Element data from apps and pages

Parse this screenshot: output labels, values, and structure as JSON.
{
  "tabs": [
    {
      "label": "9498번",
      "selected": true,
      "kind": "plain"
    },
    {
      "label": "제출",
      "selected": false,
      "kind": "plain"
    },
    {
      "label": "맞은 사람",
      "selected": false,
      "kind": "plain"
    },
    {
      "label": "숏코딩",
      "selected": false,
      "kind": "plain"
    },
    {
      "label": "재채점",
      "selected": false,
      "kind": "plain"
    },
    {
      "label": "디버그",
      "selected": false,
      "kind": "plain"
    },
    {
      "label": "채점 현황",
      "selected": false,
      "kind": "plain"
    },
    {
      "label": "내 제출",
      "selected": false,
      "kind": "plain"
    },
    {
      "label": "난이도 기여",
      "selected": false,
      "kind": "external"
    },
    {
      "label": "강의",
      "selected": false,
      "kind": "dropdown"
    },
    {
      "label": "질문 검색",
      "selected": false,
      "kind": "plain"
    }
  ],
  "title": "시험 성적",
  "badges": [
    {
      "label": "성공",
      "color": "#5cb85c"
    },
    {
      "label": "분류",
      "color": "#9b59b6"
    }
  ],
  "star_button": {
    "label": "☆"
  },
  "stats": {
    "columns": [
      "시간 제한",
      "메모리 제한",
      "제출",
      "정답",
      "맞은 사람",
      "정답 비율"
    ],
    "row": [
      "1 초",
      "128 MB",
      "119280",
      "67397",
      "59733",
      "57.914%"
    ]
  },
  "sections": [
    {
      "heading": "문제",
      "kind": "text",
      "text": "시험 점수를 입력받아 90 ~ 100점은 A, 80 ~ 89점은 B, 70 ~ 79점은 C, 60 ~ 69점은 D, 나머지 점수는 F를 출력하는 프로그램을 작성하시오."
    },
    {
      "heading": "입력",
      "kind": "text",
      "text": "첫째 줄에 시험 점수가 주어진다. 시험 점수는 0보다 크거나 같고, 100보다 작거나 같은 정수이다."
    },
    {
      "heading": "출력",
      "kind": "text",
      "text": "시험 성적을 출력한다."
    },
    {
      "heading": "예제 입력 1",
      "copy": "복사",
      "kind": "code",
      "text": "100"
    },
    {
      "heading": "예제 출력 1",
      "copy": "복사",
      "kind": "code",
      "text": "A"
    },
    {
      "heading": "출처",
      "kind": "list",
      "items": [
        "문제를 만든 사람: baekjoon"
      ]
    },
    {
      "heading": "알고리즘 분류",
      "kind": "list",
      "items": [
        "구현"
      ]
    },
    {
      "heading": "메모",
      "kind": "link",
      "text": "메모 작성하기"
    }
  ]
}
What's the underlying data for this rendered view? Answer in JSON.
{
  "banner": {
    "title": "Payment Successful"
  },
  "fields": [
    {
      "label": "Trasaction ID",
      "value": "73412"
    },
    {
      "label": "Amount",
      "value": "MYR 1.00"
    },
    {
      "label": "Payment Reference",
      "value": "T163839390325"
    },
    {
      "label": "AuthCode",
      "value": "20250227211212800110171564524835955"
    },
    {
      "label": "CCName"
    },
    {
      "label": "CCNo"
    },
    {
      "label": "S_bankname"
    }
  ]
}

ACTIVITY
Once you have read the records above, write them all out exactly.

SOLUTION TO THIS PROBLEM
Parse this screenshot: output labels, values, and structure as JSON.
{
  "tabs": [
    {
      "label": "9498번",
      "selected": true,
      "kind": "plain"
    },
    {
      "label": "제출",
      "selected": false,
      "kind": "plain"
    },
    {
      "label": "맞은 사람",
      "selected": false,
      "kind": "plain"
    },
    {
      "label": "숏코딩",
      "selected": false,
      "kind": "plain"
    },
    {
      "label": "재채점",
      "selected": false,
      "kind": "plain"
    },
    {
      "label": "디버그",
      "selected": false,
      "kind": "plain"
    },
    {
      "label": "채점 현황",
      "selected": false,
      "kind": "plain"
    },
    {
      "label": "내 제출",
      "selected": false,
      "kind": "plain"
    },
    {
      "label": "난이도 기여",
      "selected": false,
      "kind": "external"
    },
    {
      "label": "강의",
      "selected": false,
      "kind": "dropdown"
    },
    {
      "label": "질문 검색",
      "selected": false,
      "kind": "plain"
    }
  ],
  "title": "시험 성적",
  "badges": [
    {
      "label": "성공",
      "color": "#5cb85c"
    },
    {
      "label": "분류",
      "color": "#9b59b6"
    }
  ],
  "star_button": {
    "label": "☆"
  },
  "stats": {
    "columns": [
      "시간 제한",
      "메모리 제한",
      "제출",
      "정답",
      "맞은 사람",
      "정답 비율"
    ],
    "row": [
      "1 초",
      "128 MB",
      "119280",
      "67397",
      "59733",
      "57.914%"
    ]
  },
  "sections": [
    {
      "heading": "문제",
      "kind": "text",
      "text": "시험 점수를 입력받아 90 ~ 100점은 A, 80 ~ 89점은 B, 70 ~ 79점은 C, 60 ~ 69점은 D, 나머지 점수는 F를 출력하는 프로그램을 작성하시오."
    },
    {
      "heading": "입력",
      "kind": "text",
      "text": "첫째 줄에 시험 점수가 주어진다. 시험 점수는 0보다 크거나 같고, 100보다 작거나 같은 정수이다."
    },
    {
      "heading": "출력",
      "kind": "text",
      "text": "시험 성적을 출력한다."
    },
    {
      "heading": "예제 입력 1",
      "copy": "복사",
      "kind": "code",
      "text": "100"
    },
    {
      "heading": "예제 출력 1",
      "copy": "복사",
      "kind": "code",
      "text": "A"
    },
    {
      "heading": "출처",
      "kind": "list",
      "items": [
        "문제를 만든 사람: baekjoon"
      ]
    },
    {
      "heading": "알고리즘 분류",
      "kind": "list",
      "items": [
        "구현"
      ]
    },
    {
      "heading": "메모",
      "kind": "link",
      "text": "메모 작성하기"
    }
  ]
}
What's the underlying data for this rendered view? Answer in JSON.
{
  "banner": {
    "title": "Payment Successful"
  },
  "fields": [
    {
      "label": "Trasaction ID",
      "value": "73412"
    },
    {
      "label": "Amount",
      "value": "MYR 1.00"
    },
    {
      "label": "Payment Reference",
      "value": "T163839390325"
    },
    {
      "label": "AuthCode",
      "value": "20250227211212800110171564524835955"
    },
    {
      "label": "CCName"
    },
    {
      "label": "CCNo"
    },
    {
      "label": "S_bankname"
    }
  ]
}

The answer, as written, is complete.